IRS reportedly pulled ‘entire investigative team’ from Hunter Biden tax fraud probe at behest of DOJ

In October, reports indicated that the FBI believed it had enough evidence to charge Hunter Biden with tax crimes.

The Justice Department reportedly ordered the team’s removal, according to the New York Post.

An IRS criminal supervisory special agent came forward to Congress in April seeking whistleblower protection to share with lawmakers information that allegedly showed the investigation into potential tax crimes by the younger Biden was being mishandled.

Now, the whistleblower’s attorneys claim the team’s removal from the investigation is retaliation for his decision to come forward.

“Today the Internal Revenue Service (IRS) Criminal Supervisory Special Agent we represent was informed that he and his entire investigative team are being removed from the ongoing and sensitive investigation of the high-profile, controversial subject about which our client sought to make whistleblower disclosures to Congress. He was informed the change was at the request of the Department of Justice,” attorneys Mark Lytle and Tristan Leavitt wrote to Congress.

While the whistleblower has not named the Hunter Biden case in his comments, several outlets have confirmed the concerns are about the investigation into the younger Biden.

“On April 27, 2023, IRS Commissioner Daniel Werfel appeared before the House Committee on Ways and Means. He testified: ‘I can say without any hesitation there will be no retaliation for anyone making an allegation or a call to a whistleblower hotline.’ However, this move is clearly retaliatory and may also constitute obstruction of a congressional inquiry,” the lawyers added.

The pair said their client “has a right to make disclosures to Congress” and is protected from retaliatory personnel actions, “including receiving a ‘significant change in duties, responsibilities, or working conditions’ (which this clearly is) because of his disclosures to Congress.”

“Any attempt by any government official to prevent a federal employee from furnishing information to Congress is also a direct violation of longstanding appropriations restriction. Furthermore, 18 U.S.C. § 1505 makes it a crime to obstruct an investigation of Congress,” the lawyers wrote.

The attorneys called on Congress to “give this matter your prompt attention.”

“Removing the experienced investigators who have worked this case for years and are now the subject-matter experts is exactly the sort of issue our client intended to blow the whistle on to begin with,” they said.

Ways and Means Committee chairman Jason Smith echoed these concerns in a statement.

“This most recent communication concerning allegations of retaliatory actions against a whistleblower appears to contradict the sworn testimony by Commissioner Werfel who pledged that whistleblower protections would be upheld,” Smith said. “Congress’s duty to hold government agencies accountable relies on the availability and willingness of individuals to speak out about wrongdoing. Not only does retaliation like this discourage whistleblowers, it can also rise to the level of an illegal violation of statutory protections for whistleblowers.”

Smith added that he is calling on Werfel to “abide by his pledge, quickly provide information to Congress in response to these allegations, and ensure that no action is taken to discourage those who attempt to shine a light on government misconduct.”

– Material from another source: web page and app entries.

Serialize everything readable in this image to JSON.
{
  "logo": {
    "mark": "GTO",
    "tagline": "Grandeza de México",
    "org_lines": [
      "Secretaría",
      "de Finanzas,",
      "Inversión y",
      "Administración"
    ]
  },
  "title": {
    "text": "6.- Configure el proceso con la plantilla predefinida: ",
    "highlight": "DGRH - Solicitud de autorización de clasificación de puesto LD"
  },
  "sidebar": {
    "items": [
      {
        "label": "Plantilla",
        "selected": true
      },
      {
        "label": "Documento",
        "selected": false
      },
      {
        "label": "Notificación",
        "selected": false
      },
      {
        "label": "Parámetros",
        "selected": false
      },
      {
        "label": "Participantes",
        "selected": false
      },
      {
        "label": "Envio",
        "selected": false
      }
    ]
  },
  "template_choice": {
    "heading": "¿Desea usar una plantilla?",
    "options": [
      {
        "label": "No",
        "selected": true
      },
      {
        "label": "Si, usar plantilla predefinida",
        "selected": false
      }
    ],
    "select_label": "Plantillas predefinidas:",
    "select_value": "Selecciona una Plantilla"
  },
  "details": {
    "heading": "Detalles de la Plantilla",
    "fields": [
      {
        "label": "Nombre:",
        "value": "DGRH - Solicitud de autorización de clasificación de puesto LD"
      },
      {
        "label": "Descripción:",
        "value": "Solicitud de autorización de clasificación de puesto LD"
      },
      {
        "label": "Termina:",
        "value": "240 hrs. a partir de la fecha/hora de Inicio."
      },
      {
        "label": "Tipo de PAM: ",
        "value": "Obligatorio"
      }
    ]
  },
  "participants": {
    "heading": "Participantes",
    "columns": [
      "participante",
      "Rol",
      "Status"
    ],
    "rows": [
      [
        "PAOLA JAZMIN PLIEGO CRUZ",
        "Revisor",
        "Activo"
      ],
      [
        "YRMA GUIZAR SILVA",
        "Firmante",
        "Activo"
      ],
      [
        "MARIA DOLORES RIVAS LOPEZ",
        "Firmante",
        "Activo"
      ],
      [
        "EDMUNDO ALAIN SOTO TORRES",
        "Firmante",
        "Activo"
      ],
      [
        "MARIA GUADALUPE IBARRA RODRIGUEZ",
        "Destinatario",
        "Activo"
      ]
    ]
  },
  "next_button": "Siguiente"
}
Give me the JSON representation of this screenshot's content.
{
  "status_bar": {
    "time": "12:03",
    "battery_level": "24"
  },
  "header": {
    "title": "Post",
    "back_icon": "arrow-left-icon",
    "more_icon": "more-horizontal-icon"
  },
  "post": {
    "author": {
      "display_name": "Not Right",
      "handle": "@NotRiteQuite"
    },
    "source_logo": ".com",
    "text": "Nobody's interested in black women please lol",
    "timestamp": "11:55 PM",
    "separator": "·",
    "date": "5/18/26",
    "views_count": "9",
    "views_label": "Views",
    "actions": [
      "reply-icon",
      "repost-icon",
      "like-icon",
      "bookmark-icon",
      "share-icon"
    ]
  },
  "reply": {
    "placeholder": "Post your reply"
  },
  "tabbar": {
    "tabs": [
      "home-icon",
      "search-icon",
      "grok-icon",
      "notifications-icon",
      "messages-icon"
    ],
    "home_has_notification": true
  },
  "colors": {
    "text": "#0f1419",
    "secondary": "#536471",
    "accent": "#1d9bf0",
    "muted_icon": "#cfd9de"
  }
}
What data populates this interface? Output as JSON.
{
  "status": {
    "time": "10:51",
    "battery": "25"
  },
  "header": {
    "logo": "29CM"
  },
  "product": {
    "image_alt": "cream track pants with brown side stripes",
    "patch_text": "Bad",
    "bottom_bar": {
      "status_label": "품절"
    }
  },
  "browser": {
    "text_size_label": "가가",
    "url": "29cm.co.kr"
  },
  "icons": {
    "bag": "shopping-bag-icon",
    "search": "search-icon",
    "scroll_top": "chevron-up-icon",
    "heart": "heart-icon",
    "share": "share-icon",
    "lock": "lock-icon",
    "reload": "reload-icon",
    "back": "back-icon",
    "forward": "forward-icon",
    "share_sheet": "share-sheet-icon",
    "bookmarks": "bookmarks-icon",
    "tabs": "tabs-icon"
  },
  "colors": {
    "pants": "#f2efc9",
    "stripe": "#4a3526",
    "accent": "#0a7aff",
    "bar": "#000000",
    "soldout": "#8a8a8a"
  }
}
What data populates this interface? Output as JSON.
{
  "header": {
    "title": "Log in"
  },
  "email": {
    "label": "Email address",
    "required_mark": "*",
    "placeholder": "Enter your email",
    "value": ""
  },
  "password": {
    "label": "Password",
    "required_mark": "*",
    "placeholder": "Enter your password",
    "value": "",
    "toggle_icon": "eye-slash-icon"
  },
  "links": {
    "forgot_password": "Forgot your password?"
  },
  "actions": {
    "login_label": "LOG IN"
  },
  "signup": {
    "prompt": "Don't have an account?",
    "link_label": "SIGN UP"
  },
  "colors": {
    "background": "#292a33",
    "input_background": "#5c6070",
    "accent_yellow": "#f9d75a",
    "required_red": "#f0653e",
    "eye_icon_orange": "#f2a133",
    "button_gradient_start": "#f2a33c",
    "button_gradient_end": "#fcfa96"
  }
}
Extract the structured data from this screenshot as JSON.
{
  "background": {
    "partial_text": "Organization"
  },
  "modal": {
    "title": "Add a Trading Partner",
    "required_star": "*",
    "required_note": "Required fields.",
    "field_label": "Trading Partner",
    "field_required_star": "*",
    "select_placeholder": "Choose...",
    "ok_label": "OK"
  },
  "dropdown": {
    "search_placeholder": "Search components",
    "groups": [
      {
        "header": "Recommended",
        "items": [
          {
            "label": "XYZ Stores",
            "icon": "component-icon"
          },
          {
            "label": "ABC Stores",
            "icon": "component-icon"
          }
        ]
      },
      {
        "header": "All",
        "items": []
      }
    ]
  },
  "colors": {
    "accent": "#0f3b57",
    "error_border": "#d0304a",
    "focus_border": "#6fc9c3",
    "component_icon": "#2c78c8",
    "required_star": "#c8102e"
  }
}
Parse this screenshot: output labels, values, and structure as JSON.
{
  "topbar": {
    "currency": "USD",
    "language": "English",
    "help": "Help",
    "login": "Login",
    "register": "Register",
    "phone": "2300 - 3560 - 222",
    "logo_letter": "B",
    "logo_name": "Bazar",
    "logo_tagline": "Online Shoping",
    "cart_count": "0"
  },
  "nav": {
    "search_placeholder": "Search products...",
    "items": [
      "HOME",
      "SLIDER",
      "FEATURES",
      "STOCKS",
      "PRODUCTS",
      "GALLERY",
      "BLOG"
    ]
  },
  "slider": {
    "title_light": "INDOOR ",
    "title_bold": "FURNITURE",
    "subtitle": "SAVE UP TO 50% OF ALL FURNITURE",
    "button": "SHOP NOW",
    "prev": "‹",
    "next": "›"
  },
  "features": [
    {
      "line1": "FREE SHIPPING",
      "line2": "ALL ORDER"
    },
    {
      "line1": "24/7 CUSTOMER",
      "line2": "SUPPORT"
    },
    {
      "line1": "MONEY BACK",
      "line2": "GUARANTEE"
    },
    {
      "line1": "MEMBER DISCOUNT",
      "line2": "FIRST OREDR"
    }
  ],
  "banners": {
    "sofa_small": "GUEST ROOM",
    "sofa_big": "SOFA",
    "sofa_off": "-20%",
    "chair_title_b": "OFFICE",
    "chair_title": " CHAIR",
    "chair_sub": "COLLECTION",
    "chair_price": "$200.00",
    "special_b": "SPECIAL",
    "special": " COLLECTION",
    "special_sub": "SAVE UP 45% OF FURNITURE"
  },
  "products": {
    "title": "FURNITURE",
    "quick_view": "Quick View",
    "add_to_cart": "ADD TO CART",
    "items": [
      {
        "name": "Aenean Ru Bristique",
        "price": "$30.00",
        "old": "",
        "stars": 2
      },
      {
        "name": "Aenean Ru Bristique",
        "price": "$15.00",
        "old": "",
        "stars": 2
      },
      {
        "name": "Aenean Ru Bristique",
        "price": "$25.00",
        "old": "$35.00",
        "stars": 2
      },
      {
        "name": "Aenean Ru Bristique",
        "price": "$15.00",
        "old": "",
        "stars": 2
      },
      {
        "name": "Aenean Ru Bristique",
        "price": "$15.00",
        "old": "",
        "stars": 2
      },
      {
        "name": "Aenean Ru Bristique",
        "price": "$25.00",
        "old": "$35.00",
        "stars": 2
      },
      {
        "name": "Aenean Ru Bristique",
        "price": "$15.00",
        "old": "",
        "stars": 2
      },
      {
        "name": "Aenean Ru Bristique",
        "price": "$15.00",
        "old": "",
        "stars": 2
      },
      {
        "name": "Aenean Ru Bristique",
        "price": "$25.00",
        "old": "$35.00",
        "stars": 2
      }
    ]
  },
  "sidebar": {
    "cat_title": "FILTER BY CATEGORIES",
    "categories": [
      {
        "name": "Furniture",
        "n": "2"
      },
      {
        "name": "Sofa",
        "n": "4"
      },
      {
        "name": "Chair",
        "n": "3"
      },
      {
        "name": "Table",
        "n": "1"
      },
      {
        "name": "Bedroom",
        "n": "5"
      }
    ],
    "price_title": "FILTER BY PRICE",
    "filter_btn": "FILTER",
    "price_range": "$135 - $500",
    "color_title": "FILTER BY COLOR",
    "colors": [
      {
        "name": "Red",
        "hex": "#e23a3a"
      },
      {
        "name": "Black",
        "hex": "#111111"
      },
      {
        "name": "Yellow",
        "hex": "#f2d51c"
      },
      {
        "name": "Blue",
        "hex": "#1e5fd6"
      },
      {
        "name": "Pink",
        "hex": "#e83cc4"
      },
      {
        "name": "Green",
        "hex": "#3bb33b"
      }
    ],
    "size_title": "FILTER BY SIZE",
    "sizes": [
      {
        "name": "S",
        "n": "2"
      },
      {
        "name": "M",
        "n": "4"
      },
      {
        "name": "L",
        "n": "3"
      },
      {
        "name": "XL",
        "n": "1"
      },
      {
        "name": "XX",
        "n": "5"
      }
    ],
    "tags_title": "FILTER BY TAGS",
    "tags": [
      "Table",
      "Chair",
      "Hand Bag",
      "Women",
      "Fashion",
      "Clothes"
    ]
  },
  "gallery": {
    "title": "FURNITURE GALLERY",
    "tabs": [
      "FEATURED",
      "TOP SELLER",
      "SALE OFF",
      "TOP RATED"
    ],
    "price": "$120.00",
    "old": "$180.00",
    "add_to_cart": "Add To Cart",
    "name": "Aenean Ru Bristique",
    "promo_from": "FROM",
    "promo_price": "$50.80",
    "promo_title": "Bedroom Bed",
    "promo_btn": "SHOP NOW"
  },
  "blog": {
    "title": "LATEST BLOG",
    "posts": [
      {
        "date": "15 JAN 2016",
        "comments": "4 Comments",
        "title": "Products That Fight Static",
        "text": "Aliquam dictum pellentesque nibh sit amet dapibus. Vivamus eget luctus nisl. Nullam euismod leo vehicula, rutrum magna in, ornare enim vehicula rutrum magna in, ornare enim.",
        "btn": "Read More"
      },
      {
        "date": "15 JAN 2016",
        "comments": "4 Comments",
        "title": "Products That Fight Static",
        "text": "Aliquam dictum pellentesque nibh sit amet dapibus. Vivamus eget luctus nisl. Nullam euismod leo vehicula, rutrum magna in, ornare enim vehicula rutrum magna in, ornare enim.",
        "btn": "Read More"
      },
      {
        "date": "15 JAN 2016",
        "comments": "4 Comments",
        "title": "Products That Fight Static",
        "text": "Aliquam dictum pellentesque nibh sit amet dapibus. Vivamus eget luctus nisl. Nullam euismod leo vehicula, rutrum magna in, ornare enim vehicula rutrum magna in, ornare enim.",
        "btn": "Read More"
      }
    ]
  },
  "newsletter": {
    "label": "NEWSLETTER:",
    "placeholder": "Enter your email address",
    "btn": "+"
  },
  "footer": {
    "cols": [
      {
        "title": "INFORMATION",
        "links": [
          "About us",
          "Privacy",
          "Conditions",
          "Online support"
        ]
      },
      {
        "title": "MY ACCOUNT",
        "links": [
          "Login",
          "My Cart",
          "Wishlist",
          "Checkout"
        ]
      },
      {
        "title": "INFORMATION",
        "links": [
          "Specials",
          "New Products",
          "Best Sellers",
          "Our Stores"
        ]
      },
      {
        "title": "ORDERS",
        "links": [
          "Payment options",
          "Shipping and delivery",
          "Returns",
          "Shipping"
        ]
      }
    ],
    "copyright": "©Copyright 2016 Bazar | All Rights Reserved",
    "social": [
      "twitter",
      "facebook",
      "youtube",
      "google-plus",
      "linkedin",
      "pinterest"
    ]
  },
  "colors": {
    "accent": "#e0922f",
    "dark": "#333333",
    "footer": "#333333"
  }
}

In a letter to Congress last month, Lytle claimed his client had information that would “contradict sworn testimony to Congress by a senior political appointee,” as well as information about a “failure to mitigate clear conflicts of interest in the ultimate disposition of the case.”

The April letter, which was first reported by the Wall Street Journal, claims the would-be whistleblower has evidence showing “preferential treatment and politics improperly infecting decisions and protocols that would normally be followed by career law enforcement professionals in similar circumstances if the subject were not politically connected.”

Lytle told lawmakers at the time that his client had made legally protected disclosures internally at the IRS and said his goal is to “ensure that my client can properly share his lawfully protected disclosures with congressional committees.”

Delaware U.S. attorney David Weiss is leading a criminal investigation related to Hunter Biden’s taxes. The investigation, which first began in 2018, also pertains to whether Hunter Biden made a false statement in connection with a gun purchase.

In addressing the investigation in December 2020, Hunter Biden said that he was “confident that a professional and objective review of these matters will demonstrate that I handled my affairs legally and appropriately.”

In October, reports indicated that the FBI believed it had enough evidence to charge Hunter Biden with tax crimes.